Ronal C. (Ron) Kerbo‘s career illustrates the heights of individual achievement possible when one pursues their life’s passion. Born in Oklahoma, Ron grew up in the Guadalupe Mountains of New Mexico where he developed a singular passion for caves. With an early work history on oil rigs, Ron nevertheless mastered a wide range of technical knowledge about cave geology, biology, hydrology, and their interactive processes—all without formal education. By some accounts he became personally familiar with thousands of caves worldwide.
He began his National Park Service (NPS) career in 1976 at Carlsbad Caverns National Park (NP) as a cave specialist. Throughout his career, Ron worked tirelessly to promote the understanding and protection of cave and karst resources, both within the NPS and with partner organizations. He eventually rose to become the NPS National Cave and Karst Program Manager, raising awareness and professionalism in this area to levels appropriate for an agency charged with caring for more than 3900 caves in 121 park units, including many of the nation’s most incredible and fragile cave resources.
When Ron was recruited to build a nationally coordinated approach to cave management in 1996, he was already a recognized expert and worldwide leader in the cave management, particularly cave preservation and public access. He was keen to advance both but tended to favor cave protection in order to keep caving resources and experiences in national parks fresh for each generation.
Many cave features are incredibly intricate and fragile, often the product of thousands of years of delicate processes, and are vulnerable to disturbance. Access to these caves can bring vast changes to subtle and isolated cave ecosystems. As an example of early leadership, Ron led the attempt to remove the popular 700 seat cafeteria at a 750 foot depth in Carlsbad cave because of its impact on the cave’s ecology. He also coordinated the NPS role in the initial exploration of the newly discovered Lechuguilla Cave, one of staggering beauty and complexity.
While leading the NPS national cave program, Ron built a partner-friendly national program to match the scope of NPS caves. Drawing upon in-house park expertise, he also developed and expanded key relationships with the caving community. The NPS had long benefited from the activities of caving organizations that provide mapping and research expertise, and Ron was a respected liaison to both the caving community and to their national organizations.
While working at Carlsbad Caverns and then at the national level, Ron continued to work closely with City of Carlsbad, Senator Jeff Bingaman’s office (NM) and other national and state representatives, to pursue legislative authorization and funding for establishing the National Cave and Karst Research Institute (NCKRI). Ron was a key player in the NPS 1994 Report to Congress on the significance of cave/karst resources.

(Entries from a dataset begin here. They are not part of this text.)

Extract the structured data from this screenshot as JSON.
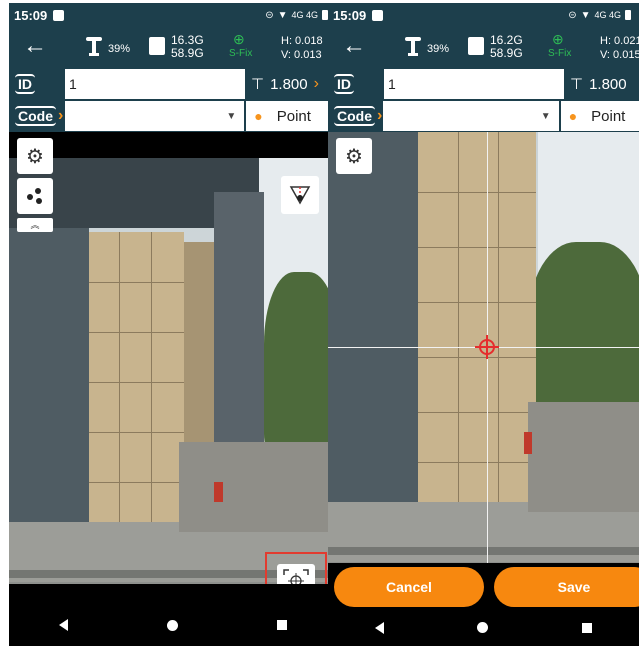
{
  "left": {
    "status": {
      "time": "15:09",
      "network": "4G 4G"
    },
    "appbar": {
      "sat_pct": "39%",
      "mem_top": "16.3G",
      "mem_bottom": "58.9G",
      "fix": "S-Fix",
      "h": "H: 0.018",
      "v": "V: 0.013"
    },
    "id_label": "ID",
    "id_value": "1",
    "antenna_height": "1.800",
    "code_label": "Code",
    "code_value": "",
    "point_label": "Point"
  },
  "right": {
    "status": {
      "time": "15:09",
      "network": "4G 4G"
    },
    "appbar": {
      "sat_pct": "39%",
      "mem_top": "16.2G",
      "mem_bottom": "58.9G",
      "fix": "S-Fix",
      "h": "H: 0.021",
      "v": "V: 0.015"
    },
    "id_label": "ID",
    "id_value": "1",
    "antenna_height": "1.800",
    "code_label": "Code",
    "code_value": "",
    "point_label": "Point",
    "cancel_label": "Cancel",
    "save_label": "Save"
  },
  "colors": {
    "header": "#1d3f4c",
    "accent": "#f7941d",
    "fix": "#2ebd55",
    "highlight": "#e23b2f"
  },
  "icons": [
    "back-arrow-icon",
    "satellite-antenna-icon",
    "sd-card-icon",
    "crosshair-fix-icon",
    "antenna-height-icon",
    "chevron-right-icon",
    "dropdown-arrow-icon",
    "settings-gear-icon",
    "three-dots-icon",
    "double-chevron-up-icon",
    "level-bubble-icon",
    "target-crosshair-icon"
  ]
}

Largely due to the persistent efforts of Ron and his cohorts, Congress passed the National Cave and Karst Research Institute Act of 1998, which directed the NPS to establish NCKRI in partnership with the State of New Mexico and the City of Carlsbad. The NCKRI was formally established as a non- profit institute in 2006 and Ron served for a time as acting director. The NCKRI is now fully operational and as Ron envisioned many years earlier now serves as a focal point, clearinghouse, and integrator for national and international cave research, information, and exploration.

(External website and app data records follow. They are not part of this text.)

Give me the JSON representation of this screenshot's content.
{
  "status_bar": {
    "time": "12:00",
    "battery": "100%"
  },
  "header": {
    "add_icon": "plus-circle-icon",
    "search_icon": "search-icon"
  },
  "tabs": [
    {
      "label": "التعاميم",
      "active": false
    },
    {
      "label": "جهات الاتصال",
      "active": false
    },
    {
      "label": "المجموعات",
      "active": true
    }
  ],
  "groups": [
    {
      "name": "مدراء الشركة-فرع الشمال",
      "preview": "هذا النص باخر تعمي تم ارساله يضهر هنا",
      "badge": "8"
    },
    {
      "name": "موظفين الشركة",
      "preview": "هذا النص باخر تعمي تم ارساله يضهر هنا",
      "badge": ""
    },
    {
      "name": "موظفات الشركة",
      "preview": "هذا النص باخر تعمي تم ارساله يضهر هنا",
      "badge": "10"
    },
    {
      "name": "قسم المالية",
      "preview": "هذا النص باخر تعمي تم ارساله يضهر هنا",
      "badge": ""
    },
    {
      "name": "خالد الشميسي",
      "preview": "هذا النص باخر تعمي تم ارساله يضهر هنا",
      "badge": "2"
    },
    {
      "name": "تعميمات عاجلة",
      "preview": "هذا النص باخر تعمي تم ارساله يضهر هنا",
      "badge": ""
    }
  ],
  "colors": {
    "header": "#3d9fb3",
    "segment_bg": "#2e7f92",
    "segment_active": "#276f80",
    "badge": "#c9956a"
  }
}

Since his retirement in 2007 Ron has remained active in the world of caving. He remains an internationally recognized cave expert and his advice has been sought by many nations grappling with how to provide access and protection for their cave resources. He and fellow NPS Carlsbad Cave specialist Dale Pate co-authored On the Desert’s Edge. (2007). An adept spinner of yarns about underground adventures most of us cannot imagine but are frequently true and always technically sound, Ron is a gifted advocate for caves. He is truly one of a kind, and his public service did much to establish the NPS as an authority on the resources it has been given to protect.